The invisible hand is a powerful thing. According to Adam Smith, it matches up willing buyers with willing sellers to create value enhancing exchanges. Each party benefits by looking to satisfy their own selfish desires. A simple concept and one that has driven the world economy for centuries. It doesn’t quite work online though, not how it used to, and I’ll explain why in a minute, but first a story.
About a month ago I was approached by an older entrepreneur that had a product to sell. He came to me and asked for help selling this product using “social media marketing.” He didn’t have much money to spend, and he didn’t even understand the basics of how social media worked and so I gave him a few ideas and sent him on his way. Soon after that, he contacted a good friend of mine that handles social media for Symantec. My friend was very generous with his time, created a powerpoint presentation for this man, and walked him through the basics of how social media works.
My friend explained to him that “selling” your product through social media doesn’t really work. People don’t pay attention to advertisements, they like stories, they like participation and they don’t like to be asked for their credit card.

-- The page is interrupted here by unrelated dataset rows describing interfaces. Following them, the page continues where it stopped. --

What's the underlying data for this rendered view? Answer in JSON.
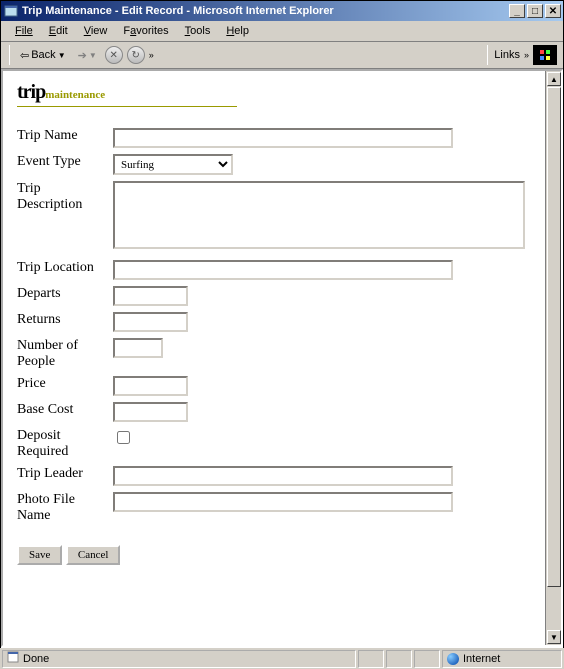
{
  "window": {
    "title": "Trip Maintenance - Edit Record - Microsoft Internet Explorer"
  },
  "menu": {
    "file": "File",
    "edit": "Edit",
    "view": "View",
    "favorites": "Favorites",
    "tools": "Tools",
    "help": "Help"
  },
  "toolbar": {
    "back": "Back",
    "links": "Links"
  },
  "logo": {
    "trip": "trip",
    "maintenance": "maintenance"
  },
  "labels": {
    "tripName": "Trip Name",
    "eventType": "Event Type",
    "tripDescription": "Trip Description",
    "tripLocation": "Trip Location",
    "departs": "Departs",
    "returns": "Returns",
    "numberOfPeople": "Number of People",
    "price": "Price",
    "baseCost": "Base Cost",
    "depositRequired": "Deposit Required",
    "tripLeader": "Trip Leader",
    "photoFileName": "Photo File Name"
  },
  "values": {
    "tripName": "",
    "eventType": "Surfing",
    "eventTypeOptions": [
      "Surfing"
    ],
    "tripDescription": "",
    "tripLocation": "",
    "departs": "",
    "returns": "",
    "numberOfPeople": "",
    "price": "",
    "baseCost": "",
    "depositRequired": false,
    "tripLeader": "",
    "photoFileName": ""
  },
  "buttons": {
    "save": "Save",
    "cancel": "Cancel"
  },
  "status": {
    "done": "Done",
    "zone": "Internet"
  }
}
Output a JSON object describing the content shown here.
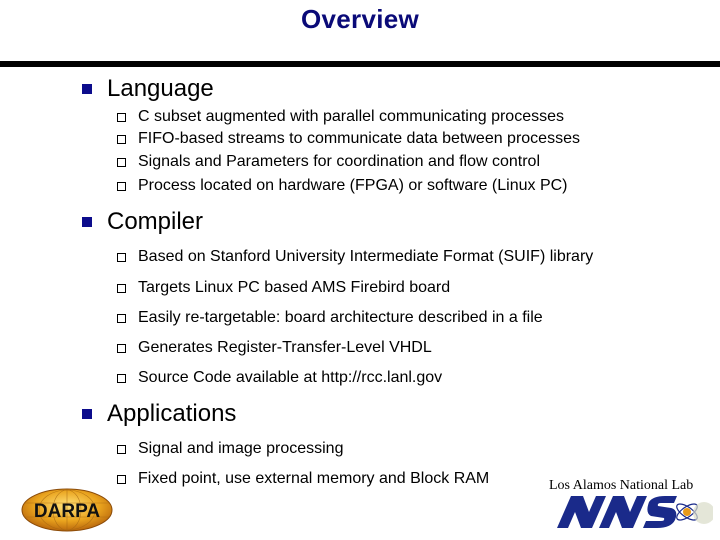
{
  "slide": {
    "title": "Overview",
    "sections": [
      {
        "heading": "Language",
        "items": [
          "C subset augmented with parallel communicating processes",
          "FIFO-based streams to communicate data between processes",
          "Signals and Parameters for coordination and flow control",
          "Process located on hardware (FPGA) or software (Linux PC)"
        ]
      },
      {
        "heading": "Compiler",
        "items": [
          "Based on Stanford University Intermediate Format (SUIF) library",
          "Targets Linux PC based AMS Firebird board",
          "Easily re-targetable: board architecture described in a file",
          "Generates Register-Transfer-Level VHDL",
          "Source Code available at http://rcc.lanl.gov"
        ]
      },
      {
        "heading": "Applications",
        "items": [
          "Signal and image processing",
          "Fixed point, use external memory and Block RAM"
        ]
      }
    ]
  },
  "logos": {
    "darpa": {
      "label": "DARPA",
      "icon": "darpa-logo"
    },
    "lanl_caption": "Los Alamos National Lab",
    "nnsa": {
      "label": "NNSA",
      "icon": "nnsa-logo"
    }
  },
  "colors": {
    "title": "#0a0a78",
    "bullet": "#0c0c8c",
    "darpa_gold": "#e8a41c",
    "nnsa_blue": "#1a2a8a"
  }
}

You need to build their trust long before you try and sell them anything. That takes time, it takes engagement and it really isn’t very easy.
This was not the answer the older entrepreneur wanted to hear, it just didn’t jive with his understanding of economics. In one excerpt from the email, he basically asked what about Adam Smith? Aren’t people online interested in a product that will improve their lives? Here is an excerpt from the email:
[T]he key to providing a product or service is to make an appeal to a persons selfish side, or “own gain”… there has to be an appeal key that resonates.
In essence what he was saying was, “I have a product to sell that will help people, why can’t I just sell it online?”
The simple answer: because it won’t work.
Twitter, Facebook, and really every single social network in existence is littered with highly ineffective spam campaigns. It isn’t that the spam doesn’t offer value-enhancing exchanges (I’m sure there are people out there that find value in teeth whitener, online pharmacies, and losing 30 pounds in 30 days)- it’s that most spam is irrelevant to us. There is not enough time in the day or in our entire lives to read every spam message sent our way. It is no longer our money that we hang onto with a death grip, it is now our TIME that is our most valued commodity.
If you want to gain our attention online, you need to give us serious value for free. Think about how even Super Bowl commercials have recognized this fact and evolved. If the commercial isn’t awesome or hilarious, *skip*. We are now programming ourselves to block out all non-essential information and we have become especially sensitive to people trying to sell us stuff. It doesn’t matter what. I may need a new leather jacket, but if there is a spam message in my inbox offering online leather jackets at discount prices I may delete it because of how the message came to me.
Adam Smith said back in 1776 in the Wealth of Nations, “Every individual…neither intends to promote the public interest, nor knows how much he is promoting it, (rather) he intends only his own gain, and in this…he is led by an invisible hand to promote an end which was not part of his intention.” Online, however, the invisible hand is becoming more visible.
Adam Smith’s economics may function quite well in an open-air market where people have come to buy, and others are trying to sell. It doesn’t work quite the same though when online participants are not using Twitter or Facebook to shop- they are using these tools to socialize and to communicate. If you want your product to resonate with these online socializers you need to give them something to talk about. What do people like talking about online? It’s different for everyone, some like sharing YouTube videos of Larpers-others like sharing videos like The Last Lecture, one of the most popular Youtube videos of all time-
All videos that people can talk about. The videos are free, but they are value-enhancing. So all the viewers or “hippie freeloaders” as Mr. Burns from the Simpsons would refer to them are getting something of value without providing any monetary remuneration. But they are paying something, they are paying with their valuable time.
It isn’t easier to market products online, in fact, it is much more difficult. Not only do you need a product to be good- you need more. You need something so exceptional that people will talk about it once their computers are turned off. If that is too hard for you, you can always buy massive email lists, purchase Twitter followers and Facebook friends and simply spam like crazy and pray you get a sale. Just please, don’t put me on your list, I have better things to do with my time.